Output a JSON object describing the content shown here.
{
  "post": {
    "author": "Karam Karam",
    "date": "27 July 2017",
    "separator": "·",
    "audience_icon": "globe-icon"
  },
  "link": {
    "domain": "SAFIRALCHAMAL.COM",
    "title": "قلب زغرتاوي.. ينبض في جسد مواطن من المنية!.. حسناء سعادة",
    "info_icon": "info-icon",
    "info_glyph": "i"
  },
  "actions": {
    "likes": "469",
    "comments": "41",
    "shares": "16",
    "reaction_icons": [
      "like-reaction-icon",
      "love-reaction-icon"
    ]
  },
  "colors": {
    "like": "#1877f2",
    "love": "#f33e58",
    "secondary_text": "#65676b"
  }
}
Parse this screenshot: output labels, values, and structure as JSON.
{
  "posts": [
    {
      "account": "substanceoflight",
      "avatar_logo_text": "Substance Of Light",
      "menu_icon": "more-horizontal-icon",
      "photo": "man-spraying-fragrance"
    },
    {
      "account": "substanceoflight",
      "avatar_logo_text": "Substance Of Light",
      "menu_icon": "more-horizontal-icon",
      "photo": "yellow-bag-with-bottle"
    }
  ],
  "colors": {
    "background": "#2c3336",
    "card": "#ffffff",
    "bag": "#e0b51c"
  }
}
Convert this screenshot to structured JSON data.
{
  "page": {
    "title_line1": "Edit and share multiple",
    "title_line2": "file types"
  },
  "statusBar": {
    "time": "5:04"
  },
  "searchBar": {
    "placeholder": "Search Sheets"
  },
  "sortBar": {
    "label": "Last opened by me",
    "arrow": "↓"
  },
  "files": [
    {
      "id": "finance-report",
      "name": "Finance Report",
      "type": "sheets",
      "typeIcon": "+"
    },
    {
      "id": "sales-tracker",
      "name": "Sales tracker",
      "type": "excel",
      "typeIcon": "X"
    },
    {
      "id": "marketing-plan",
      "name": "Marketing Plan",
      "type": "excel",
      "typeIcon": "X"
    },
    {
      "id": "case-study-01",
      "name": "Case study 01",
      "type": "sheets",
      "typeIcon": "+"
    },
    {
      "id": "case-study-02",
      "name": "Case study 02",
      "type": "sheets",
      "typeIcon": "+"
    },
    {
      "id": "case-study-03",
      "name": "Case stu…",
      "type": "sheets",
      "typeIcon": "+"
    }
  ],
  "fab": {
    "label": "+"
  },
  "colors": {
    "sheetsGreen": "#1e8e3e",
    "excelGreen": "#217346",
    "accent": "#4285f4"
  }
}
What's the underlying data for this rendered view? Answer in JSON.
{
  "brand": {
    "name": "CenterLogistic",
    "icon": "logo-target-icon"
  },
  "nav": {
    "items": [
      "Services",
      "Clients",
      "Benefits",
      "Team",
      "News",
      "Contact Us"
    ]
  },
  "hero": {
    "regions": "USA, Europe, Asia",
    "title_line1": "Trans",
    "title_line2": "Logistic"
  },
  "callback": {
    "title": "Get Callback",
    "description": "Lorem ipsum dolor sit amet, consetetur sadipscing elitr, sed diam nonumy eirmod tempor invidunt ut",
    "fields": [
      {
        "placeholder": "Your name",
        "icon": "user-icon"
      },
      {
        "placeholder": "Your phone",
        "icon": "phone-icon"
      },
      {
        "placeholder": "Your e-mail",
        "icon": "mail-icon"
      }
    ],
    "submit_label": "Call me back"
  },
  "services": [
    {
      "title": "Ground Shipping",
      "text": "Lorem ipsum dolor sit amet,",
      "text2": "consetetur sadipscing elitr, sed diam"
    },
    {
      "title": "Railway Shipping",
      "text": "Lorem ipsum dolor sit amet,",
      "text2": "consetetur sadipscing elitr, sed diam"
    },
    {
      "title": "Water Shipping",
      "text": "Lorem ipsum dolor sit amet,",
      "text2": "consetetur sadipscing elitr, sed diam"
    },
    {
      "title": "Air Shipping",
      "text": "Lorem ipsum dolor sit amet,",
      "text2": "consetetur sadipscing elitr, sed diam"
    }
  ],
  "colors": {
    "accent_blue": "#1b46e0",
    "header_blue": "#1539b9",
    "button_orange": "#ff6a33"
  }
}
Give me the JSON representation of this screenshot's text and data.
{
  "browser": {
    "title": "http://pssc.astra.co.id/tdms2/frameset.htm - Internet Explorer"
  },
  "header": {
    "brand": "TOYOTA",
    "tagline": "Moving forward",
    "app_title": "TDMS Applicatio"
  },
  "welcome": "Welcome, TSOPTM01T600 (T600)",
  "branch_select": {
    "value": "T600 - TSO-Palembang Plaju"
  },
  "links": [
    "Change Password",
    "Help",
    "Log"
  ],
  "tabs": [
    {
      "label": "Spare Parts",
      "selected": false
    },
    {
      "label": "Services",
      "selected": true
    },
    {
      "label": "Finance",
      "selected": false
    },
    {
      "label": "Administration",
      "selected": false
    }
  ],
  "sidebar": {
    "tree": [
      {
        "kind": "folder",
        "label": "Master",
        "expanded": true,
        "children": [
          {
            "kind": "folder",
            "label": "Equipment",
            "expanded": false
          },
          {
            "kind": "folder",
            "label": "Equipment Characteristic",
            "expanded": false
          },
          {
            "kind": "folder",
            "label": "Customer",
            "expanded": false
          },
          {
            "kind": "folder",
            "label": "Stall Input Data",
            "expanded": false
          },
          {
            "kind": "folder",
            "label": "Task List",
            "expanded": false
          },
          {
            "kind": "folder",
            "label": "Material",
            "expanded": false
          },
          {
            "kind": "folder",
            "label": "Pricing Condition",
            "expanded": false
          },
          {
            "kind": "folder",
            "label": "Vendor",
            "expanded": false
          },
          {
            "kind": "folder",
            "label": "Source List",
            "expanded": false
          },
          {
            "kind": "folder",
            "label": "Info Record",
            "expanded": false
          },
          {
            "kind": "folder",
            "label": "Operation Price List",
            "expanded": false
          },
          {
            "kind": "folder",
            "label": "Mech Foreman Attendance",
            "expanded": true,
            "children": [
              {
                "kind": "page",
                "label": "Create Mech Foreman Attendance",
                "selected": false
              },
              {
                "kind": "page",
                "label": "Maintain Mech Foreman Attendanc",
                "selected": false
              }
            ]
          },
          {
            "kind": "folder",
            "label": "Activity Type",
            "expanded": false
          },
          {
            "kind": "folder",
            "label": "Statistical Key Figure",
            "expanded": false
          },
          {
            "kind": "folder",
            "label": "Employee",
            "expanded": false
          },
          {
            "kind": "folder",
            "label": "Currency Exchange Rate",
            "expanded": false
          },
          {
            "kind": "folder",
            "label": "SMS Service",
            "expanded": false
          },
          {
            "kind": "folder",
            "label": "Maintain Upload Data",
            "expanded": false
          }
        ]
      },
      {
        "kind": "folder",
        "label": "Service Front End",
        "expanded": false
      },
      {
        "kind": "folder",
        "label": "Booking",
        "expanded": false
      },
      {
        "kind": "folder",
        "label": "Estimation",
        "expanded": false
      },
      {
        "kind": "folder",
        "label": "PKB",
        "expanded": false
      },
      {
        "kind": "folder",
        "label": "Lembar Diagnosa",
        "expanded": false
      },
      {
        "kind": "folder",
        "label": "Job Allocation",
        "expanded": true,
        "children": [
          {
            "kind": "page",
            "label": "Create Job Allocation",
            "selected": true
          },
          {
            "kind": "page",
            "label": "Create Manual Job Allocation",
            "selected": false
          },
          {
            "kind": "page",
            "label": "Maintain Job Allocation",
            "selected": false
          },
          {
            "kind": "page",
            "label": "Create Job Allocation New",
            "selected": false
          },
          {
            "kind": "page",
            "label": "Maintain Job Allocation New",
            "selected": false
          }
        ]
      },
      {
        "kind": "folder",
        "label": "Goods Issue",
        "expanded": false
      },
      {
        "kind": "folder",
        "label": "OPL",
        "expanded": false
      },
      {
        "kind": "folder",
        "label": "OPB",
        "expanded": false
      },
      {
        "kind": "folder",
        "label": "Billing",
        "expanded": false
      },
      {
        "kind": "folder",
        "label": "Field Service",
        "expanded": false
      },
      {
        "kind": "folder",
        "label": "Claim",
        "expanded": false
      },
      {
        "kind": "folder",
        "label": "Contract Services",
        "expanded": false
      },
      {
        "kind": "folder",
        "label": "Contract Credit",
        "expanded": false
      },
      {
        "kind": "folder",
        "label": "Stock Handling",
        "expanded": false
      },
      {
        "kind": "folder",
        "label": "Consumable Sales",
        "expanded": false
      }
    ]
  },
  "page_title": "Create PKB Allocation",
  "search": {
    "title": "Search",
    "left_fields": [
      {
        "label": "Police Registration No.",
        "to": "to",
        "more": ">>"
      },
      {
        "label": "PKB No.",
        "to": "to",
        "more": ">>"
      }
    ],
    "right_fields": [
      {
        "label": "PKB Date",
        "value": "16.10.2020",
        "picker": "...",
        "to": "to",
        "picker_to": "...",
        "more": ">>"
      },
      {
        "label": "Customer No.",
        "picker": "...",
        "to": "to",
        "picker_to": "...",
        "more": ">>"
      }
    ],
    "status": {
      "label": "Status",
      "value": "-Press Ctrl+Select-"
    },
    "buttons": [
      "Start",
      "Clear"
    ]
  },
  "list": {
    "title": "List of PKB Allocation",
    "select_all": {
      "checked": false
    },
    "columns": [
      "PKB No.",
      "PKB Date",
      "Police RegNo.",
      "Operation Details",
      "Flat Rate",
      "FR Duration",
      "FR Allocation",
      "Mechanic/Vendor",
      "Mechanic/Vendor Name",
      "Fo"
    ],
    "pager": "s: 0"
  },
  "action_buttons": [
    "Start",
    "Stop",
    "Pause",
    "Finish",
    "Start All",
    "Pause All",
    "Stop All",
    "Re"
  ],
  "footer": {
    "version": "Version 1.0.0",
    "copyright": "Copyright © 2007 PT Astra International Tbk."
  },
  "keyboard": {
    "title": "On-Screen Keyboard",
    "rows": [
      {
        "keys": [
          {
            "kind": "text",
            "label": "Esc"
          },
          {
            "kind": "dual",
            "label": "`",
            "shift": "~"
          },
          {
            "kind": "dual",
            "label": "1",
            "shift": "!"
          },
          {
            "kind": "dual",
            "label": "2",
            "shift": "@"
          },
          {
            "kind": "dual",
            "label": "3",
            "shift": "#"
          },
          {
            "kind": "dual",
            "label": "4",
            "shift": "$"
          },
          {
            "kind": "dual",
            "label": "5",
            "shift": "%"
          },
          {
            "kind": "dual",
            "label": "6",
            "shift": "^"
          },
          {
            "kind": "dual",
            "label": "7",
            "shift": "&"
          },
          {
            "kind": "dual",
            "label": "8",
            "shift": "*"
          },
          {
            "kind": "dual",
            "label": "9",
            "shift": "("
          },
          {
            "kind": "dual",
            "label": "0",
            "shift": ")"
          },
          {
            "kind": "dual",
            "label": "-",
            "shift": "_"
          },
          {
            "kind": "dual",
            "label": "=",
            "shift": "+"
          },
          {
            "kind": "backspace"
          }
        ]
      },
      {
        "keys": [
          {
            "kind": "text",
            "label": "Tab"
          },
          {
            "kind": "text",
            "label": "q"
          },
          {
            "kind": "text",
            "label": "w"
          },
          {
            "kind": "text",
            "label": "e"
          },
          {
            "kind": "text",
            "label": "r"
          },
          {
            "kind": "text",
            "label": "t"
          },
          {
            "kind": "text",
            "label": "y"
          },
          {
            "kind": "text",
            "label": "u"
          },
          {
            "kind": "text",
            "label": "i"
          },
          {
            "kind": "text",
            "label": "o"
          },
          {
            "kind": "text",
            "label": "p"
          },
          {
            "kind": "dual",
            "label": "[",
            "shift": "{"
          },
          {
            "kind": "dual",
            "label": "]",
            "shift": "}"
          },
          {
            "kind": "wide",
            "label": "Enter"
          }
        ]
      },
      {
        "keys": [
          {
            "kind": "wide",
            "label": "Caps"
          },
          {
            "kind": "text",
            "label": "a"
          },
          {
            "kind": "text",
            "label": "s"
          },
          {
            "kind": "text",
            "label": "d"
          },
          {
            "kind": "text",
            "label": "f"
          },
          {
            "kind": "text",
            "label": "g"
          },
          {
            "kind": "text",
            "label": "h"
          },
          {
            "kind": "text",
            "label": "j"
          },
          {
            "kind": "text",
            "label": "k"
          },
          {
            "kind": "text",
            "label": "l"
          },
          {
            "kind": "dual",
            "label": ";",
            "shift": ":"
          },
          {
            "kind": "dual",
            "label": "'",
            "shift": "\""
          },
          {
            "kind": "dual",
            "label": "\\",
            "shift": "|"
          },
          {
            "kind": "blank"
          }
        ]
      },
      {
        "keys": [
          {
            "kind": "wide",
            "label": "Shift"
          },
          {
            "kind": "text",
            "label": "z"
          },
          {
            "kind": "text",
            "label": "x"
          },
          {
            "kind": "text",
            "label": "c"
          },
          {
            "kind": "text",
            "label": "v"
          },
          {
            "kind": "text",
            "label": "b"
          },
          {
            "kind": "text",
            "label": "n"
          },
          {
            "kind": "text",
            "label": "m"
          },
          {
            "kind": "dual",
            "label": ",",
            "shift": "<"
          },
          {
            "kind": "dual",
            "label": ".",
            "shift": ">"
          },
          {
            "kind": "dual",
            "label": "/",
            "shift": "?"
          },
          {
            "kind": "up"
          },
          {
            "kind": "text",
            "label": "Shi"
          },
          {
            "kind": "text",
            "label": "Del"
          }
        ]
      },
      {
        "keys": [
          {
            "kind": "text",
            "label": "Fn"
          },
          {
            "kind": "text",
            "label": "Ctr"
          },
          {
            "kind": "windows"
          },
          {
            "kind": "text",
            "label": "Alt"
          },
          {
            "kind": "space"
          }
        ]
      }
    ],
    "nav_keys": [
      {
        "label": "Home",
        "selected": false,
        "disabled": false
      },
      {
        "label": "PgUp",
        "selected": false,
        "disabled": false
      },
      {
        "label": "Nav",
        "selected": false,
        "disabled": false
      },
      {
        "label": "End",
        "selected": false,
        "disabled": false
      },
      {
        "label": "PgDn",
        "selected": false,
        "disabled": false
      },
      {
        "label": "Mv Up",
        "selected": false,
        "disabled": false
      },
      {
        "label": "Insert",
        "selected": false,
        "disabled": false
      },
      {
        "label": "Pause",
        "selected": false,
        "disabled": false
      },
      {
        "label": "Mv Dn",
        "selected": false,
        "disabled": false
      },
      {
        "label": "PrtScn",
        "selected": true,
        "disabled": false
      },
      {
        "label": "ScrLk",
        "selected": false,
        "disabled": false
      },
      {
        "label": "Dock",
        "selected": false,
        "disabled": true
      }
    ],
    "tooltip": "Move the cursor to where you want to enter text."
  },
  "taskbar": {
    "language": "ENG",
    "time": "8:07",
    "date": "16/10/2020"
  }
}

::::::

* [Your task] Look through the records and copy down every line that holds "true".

* [Answer section]
      "selected": true
        "expanded": true,
            "expanded": true,
        "expanded": true,
            "selected": true
        "selected": true,
        "disabled": true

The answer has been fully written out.